## Exercise details
Filter out every line below that lacks "comm", and copy the rest.
════════════════
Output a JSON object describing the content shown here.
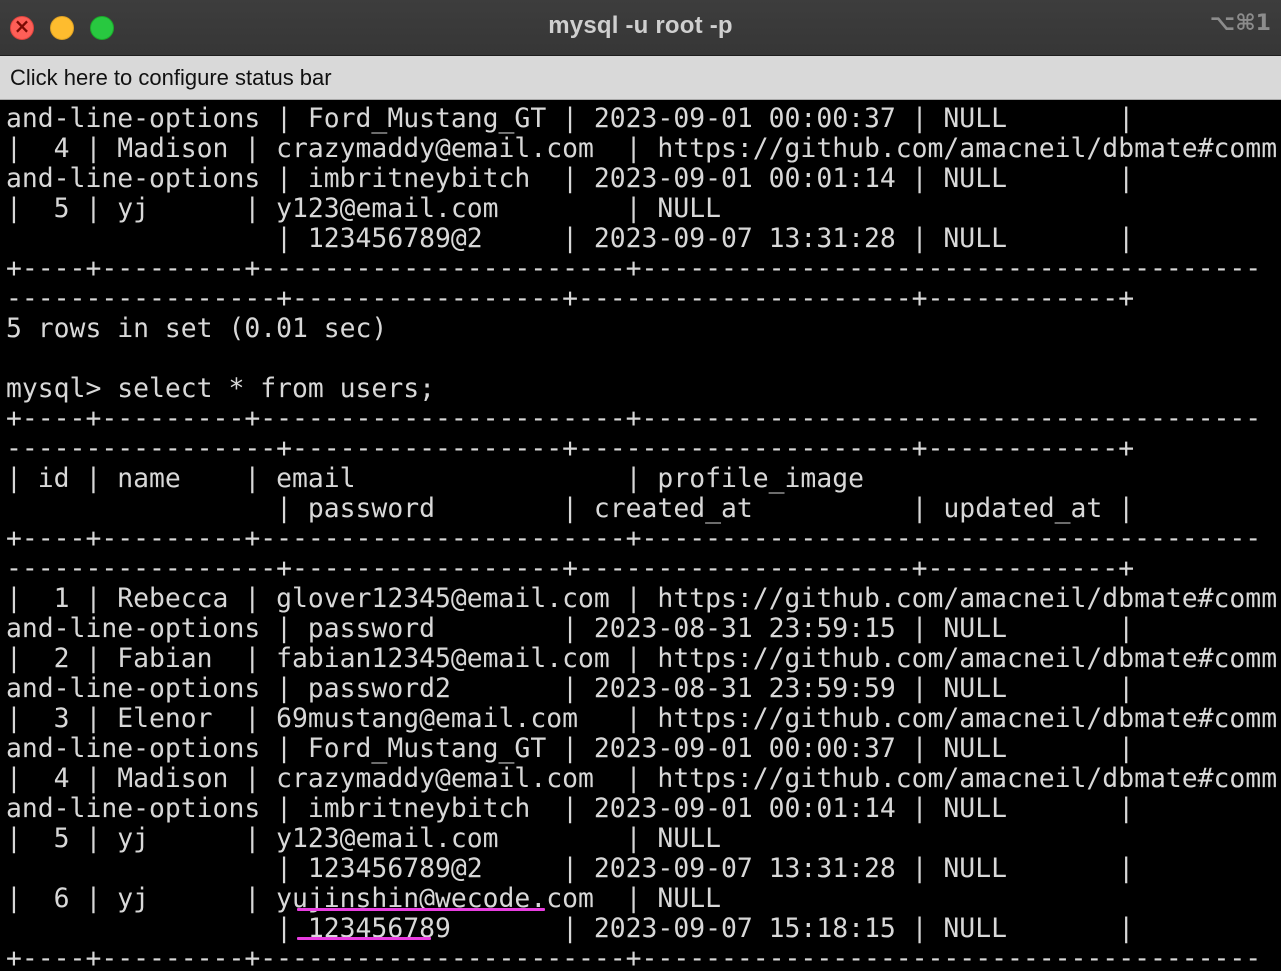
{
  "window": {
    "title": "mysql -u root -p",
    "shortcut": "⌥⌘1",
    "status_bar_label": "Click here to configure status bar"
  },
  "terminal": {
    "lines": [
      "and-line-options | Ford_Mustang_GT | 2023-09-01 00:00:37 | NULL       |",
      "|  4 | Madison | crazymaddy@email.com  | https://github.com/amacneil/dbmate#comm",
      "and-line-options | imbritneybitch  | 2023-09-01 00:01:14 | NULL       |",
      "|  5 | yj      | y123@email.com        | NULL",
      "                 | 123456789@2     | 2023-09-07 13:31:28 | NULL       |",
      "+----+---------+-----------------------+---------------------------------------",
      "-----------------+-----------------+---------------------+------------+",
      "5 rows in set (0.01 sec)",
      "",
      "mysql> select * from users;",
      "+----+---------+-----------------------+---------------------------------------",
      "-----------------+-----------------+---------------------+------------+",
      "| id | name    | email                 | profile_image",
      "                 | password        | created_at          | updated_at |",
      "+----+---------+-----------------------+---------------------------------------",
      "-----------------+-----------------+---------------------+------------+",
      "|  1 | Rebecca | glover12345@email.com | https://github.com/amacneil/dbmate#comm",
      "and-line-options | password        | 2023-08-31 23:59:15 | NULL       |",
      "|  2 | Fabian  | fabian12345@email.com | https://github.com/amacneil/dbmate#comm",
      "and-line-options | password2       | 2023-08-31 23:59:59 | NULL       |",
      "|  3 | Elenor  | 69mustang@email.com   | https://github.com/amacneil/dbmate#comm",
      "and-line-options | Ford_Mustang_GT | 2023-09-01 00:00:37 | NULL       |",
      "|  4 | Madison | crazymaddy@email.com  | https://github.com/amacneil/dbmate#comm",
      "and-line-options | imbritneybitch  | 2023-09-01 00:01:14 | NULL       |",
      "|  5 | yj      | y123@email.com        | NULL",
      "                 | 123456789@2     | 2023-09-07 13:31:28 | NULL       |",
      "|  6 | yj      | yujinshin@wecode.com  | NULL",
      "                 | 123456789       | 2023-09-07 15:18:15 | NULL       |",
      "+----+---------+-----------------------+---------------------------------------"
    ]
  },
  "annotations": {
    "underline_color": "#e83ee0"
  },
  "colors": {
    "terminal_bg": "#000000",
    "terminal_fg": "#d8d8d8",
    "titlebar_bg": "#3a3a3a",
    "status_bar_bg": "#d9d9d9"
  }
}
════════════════
## Written solution
      "|  4 | Madison | crazymaddy@email.com  | https://github.com/amacneil/dbmate#comm",
      "|  1 | Rebecca | glover12345@email.com | https://github.com/amacneil/dbmate#comm",
      "|  2 | Fabian  | fabian12345@email.com | https://github.com/amacneil/dbmate#comm",
      "|  3 | Elenor  | 69mustang@email.com   | https://github.com/amacneil/dbmate#comm",
      "|  4 | Madison | crazymaddy@email.com  | https://github.com/amacneil/dbmate#comm",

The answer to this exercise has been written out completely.